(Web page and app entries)
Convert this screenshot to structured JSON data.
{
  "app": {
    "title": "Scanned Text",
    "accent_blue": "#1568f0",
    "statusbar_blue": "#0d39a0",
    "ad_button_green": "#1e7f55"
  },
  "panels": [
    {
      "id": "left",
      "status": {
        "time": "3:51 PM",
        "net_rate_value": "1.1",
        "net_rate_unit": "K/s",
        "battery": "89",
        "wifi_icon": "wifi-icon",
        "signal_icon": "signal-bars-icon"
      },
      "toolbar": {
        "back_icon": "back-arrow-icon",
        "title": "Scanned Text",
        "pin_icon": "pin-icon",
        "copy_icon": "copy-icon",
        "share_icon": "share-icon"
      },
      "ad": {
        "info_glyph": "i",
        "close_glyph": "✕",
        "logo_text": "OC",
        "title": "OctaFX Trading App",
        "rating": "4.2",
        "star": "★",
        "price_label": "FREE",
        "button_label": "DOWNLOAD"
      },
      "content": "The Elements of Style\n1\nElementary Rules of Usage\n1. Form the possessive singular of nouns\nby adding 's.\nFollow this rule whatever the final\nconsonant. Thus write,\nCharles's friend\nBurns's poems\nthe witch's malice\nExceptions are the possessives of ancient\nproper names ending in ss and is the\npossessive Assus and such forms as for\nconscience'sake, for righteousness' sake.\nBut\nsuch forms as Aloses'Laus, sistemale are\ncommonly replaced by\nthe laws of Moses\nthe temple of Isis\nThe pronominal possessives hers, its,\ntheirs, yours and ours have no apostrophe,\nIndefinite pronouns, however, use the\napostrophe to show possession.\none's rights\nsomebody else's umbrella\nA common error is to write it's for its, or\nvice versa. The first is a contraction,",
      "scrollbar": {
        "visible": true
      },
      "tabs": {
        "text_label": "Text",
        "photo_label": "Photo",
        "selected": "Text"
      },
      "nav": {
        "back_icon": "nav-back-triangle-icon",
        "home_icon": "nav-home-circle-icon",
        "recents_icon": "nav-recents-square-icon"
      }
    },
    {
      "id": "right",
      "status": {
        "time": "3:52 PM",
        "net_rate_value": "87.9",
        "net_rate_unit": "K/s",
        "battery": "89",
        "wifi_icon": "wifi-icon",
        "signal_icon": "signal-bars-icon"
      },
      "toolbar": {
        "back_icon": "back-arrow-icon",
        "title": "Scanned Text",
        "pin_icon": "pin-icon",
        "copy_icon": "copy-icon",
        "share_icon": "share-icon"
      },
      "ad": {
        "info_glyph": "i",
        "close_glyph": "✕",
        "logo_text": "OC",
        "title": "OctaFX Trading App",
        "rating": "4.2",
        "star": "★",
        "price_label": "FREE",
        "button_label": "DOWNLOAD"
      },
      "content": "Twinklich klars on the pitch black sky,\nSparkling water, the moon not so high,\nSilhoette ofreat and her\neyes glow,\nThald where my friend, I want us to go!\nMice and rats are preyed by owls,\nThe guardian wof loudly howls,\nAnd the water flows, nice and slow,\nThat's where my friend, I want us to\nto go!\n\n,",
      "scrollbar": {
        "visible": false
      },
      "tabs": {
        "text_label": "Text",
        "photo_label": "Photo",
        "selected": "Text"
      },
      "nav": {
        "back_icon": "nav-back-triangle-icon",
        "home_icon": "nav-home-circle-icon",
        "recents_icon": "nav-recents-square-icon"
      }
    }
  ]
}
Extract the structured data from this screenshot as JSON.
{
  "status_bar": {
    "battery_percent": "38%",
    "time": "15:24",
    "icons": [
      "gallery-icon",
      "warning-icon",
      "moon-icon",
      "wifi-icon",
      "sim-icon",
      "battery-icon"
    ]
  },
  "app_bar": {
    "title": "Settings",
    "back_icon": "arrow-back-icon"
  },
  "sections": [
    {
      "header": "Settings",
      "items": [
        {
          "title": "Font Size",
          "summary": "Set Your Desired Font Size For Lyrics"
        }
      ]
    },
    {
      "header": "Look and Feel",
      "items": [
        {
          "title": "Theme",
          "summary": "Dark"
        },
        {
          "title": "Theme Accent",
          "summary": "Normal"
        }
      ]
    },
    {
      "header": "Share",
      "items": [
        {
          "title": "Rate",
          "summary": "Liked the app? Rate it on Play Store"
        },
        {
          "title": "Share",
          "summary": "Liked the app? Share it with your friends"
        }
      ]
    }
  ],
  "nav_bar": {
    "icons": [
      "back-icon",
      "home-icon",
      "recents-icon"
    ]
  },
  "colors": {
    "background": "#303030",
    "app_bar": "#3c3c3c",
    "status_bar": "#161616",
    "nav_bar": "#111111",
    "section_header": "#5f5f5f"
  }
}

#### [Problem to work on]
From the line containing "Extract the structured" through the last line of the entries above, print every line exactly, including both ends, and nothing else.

#### [Your solution]
Extract the structured data from this screenshot as JSON.
{
  "status_bar": {
    "battery_percent": "38%",
    "time": "15:24",
    "icons": [
      "gallery-icon",
      "warning-icon",
      "moon-icon",
      "wifi-icon",
      "sim-icon",
      "battery-icon"
    ]
  },
  "app_bar": {
    "title": "Settings",
    "back_icon": "arrow-back-icon"
  },
  "sections": [
    {
      "header": "Settings",
      "items": [
        {
          "title": "Font Size",
          "summary": "Set Your Desired Font Size For Lyrics"
        }
      ]
    },
    {
      "header": "Look and Feel",
      "items": [
        {
          "title": "Theme",
          "summary": "Dark"
        },
        {
          "title": "Theme Accent",
          "summary": "Normal"
        }
      ]
    },
    {
      "header": "Share",
      "items": [
        {
          "title": "Rate",
          "summary": "Liked the app? Rate it on Play Store"
        },
        {
          "title": "Share",
          "summary": "Liked the app? Share it with your friends"
        }
      ]
    }
  ],
  "nav_bar": {
    "icons": [
      "back-icon",
      "home-icon",
      "recents-icon"
    ]
  },
  "colors": {
    "background": "#303030",
    "app_bar": "#3c3c3c",
    "status_bar": "#161616",
    "nav_bar": "#111111",
    "section_header": "#5f5f5f"
  }
}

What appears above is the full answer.